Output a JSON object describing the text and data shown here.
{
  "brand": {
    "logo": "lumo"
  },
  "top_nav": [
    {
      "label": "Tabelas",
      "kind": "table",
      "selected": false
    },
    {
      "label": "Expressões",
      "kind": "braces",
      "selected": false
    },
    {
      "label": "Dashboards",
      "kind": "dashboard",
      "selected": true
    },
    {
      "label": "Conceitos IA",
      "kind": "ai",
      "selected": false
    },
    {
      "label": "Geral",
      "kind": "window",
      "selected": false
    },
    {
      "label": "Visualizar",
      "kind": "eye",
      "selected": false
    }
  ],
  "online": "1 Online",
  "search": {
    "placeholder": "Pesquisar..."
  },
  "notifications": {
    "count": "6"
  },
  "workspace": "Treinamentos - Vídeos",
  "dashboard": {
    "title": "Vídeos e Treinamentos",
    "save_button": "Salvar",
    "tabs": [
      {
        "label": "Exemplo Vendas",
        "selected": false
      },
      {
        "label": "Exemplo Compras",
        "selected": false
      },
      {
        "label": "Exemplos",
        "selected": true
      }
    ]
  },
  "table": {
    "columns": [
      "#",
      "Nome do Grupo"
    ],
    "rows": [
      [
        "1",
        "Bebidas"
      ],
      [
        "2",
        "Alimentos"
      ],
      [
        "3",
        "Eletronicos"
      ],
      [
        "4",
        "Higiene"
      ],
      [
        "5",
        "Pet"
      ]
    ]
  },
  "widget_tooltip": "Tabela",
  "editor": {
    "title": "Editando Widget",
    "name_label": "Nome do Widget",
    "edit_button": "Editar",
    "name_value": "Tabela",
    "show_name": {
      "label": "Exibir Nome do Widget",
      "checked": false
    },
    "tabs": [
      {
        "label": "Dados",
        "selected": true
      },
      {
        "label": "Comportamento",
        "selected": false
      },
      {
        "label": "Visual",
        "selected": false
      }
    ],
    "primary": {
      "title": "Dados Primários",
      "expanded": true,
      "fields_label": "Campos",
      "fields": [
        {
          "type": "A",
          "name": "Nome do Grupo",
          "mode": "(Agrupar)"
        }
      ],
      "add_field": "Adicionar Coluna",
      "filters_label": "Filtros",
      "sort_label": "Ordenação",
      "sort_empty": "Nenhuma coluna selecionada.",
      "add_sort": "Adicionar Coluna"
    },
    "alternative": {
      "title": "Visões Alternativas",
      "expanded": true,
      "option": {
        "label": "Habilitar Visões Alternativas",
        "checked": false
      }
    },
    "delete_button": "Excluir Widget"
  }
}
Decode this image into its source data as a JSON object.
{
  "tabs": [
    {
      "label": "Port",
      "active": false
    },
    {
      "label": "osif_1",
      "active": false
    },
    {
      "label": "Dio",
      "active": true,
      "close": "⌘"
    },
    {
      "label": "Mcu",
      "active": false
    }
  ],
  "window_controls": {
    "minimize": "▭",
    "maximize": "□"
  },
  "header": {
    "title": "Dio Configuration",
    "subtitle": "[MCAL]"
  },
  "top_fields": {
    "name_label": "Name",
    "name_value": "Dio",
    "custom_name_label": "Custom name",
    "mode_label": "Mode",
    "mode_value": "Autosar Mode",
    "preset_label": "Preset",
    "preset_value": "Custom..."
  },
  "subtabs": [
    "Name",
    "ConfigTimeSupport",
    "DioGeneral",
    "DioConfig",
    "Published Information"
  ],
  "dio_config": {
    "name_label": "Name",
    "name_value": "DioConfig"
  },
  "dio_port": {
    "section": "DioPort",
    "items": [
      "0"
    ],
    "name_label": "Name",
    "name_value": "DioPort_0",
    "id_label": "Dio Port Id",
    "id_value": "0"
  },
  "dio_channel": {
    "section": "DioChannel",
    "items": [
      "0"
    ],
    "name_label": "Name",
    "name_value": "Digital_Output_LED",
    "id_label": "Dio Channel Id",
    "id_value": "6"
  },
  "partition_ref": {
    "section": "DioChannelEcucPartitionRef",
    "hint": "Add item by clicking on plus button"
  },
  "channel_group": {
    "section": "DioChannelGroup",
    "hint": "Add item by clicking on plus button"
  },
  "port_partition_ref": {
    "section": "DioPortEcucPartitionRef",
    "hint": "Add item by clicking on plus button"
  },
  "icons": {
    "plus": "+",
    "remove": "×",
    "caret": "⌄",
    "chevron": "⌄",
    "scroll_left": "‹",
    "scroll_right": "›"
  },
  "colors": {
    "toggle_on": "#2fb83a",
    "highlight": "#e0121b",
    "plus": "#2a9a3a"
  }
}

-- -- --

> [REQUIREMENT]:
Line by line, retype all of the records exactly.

> [WORKED SOLUTION]:
Output a JSON object describing the text and data shown here.
{
  "brand": {
    "logo": "lumo"
  },
  "top_nav": [
    {
      "label": "Tabelas",
      "kind": "table",
      "selected": false
    },
    {
      "label": "Expressões",
      "kind": "braces",
      "selected": false
    },
    {
      "label": "Dashboards",
      "kind": "dashboard",
      "selected": true
    },
    {
      "label": "Conceitos IA",
      "kind": "ai",
      "selected": false
    },
    {
      "label": "Geral",
      "kind": "window",
      "selected": false
    },
    {
      "label": "Visualizar",
      "kind": "eye",
      "selected": false
    }
  ],
  "online": "1 Online",
  "search": {
    "placeholder": "Pesquisar..."
  },
  "notifications": {
    "count": "6"
  },
  "workspace": "Treinamentos - Vídeos",
  "dashboard": {
    "title": "Vídeos e Treinamentos",
    "save_button": "Salvar",
    "tabs": [
      {
        "label": "Exemplo Vendas",
        "selected": false
      },
      {
        "label": "Exemplo Compras",
        "selected": false
      },
      {
        "label": "Exemplos",
        "selected": true
      }
    ]
  },
  "table": {
    "columns": [
      "#",
      "Nome do Grupo"
    ],
    "rows": [
      [
        "1",
        "Bebidas"
      ],
      [
        "2",
        "Alimentos"
      ],
      [
        "3",
        "Eletronicos"
      ],
      [
        "4",
        "Higiene"
      ],
      [
        "5",
        "Pet"
      ]
    ]
  },
  "widget_tooltip": "Tabela",
  "editor": {
    "title": "Editando Widget",
    "name_label": "Nome do Widget",
    "edit_button": "Editar",
    "name_value": "Tabela",
    "show_name": {
      "label": "Exibir Nome do Widget",
      "checked": false
    },
    "tabs": [
      {
        "label": "Dados",
        "selected": true
      },
      {
        "label": "Comportamento",
        "selected": false
      },
      {
        "label": "Visual",
        "selected": false
      }
    ],
    "primary": {
      "title": "Dados Primários",
      "expanded": true,
      "fields_label": "Campos",
      "fields": [
        {
          "type": "A",
          "name": "Nome do Grupo",
          "mode": "(Agrupar)"
        }
      ],
      "add_field": "Adicionar Coluna",
      "filters_label": "Filtros",
      "sort_label": "Ordenação",
      "sort_empty": "Nenhuma coluna selecionada.",
      "add_sort": "Adicionar Coluna"
    },
    "alternative": {
      "title": "Visões Alternativas",
      "expanded": true,
      "option": {
        "label": "Habilitar Visões Alternativas",
        "checked": false
      }
    },
    "delete_button": "Excluir Widget"
  }
}
Decode this image into its source data as a JSON object.
{
  "tabs": [
    {
      "label": "Port",
      "active": false
    },
    {
      "label": "osif_1",
      "active": false
    },
    {
      "label": "Dio",
      "active": true,
      "close": "⌘"
    },
    {
      "label": "Mcu",
      "active": false
    }
  ],
  "window_controls": {
    "minimize": "▭",
    "maximize": "□"
  },
  "header": {
    "title": "Dio Configuration",
    "subtitle": "[MCAL]"
  },
  "top_fields": {
    "name_label": "Name",
    "name_value": "Dio",
    "custom_name_label": "Custom name",
    "mode_label": "Mode",
    "mode_value": "Autosar Mode",
    "preset_label": "Preset",
    "preset_value": "Custom..."
  },
  "subtabs": [
    "Name",
    "ConfigTimeSupport",
    "DioGeneral",
    "DioConfig",
    "Published Information"
  ],
  "dio_config": {
    "name_label": "Name",
    "name_value": "DioConfig"
  },
  "dio_port": {
    "section": "DioPort",
    "items": [
      "0"
    ],
    "name_label": "Name",
    "name_value": "DioPort_0",
    "id_label": "Dio Port Id",
    "id_value": "0"
  },
  "dio_channel": {
    "section": "DioChannel",
    "items": [
      "0"
    ],
    "name_label": "Name",
    "name_value": "Digital_Output_LED",
    "id_label": "Dio Channel Id",
    "id_value": "6"
  },
  "partition_ref": {
    "section": "DioChannelEcucPartitionRef",
    "hint": "Add item by clicking on plus button"
  },
  "channel_group": {
    "section": "DioChannelGroup",
    "hint": "Add item by clicking on plus button"
  },
  "port_partition_ref": {
    "section": "DioPortEcucPartitionRef",
    "hint": "Add item by clicking on plus button"
  },
  "icons": {
    "plus": "+",
    "remove": "×",
    "caret": "⌄",
    "chevron": "⌄",
    "scroll_left": "‹",
    "scroll_right": "›"
  },
  "colors": {
    "toggle_on": "#2fb83a",
    "highlight": "#e0121b",
    "plus": "#2a9a3a"
  }
}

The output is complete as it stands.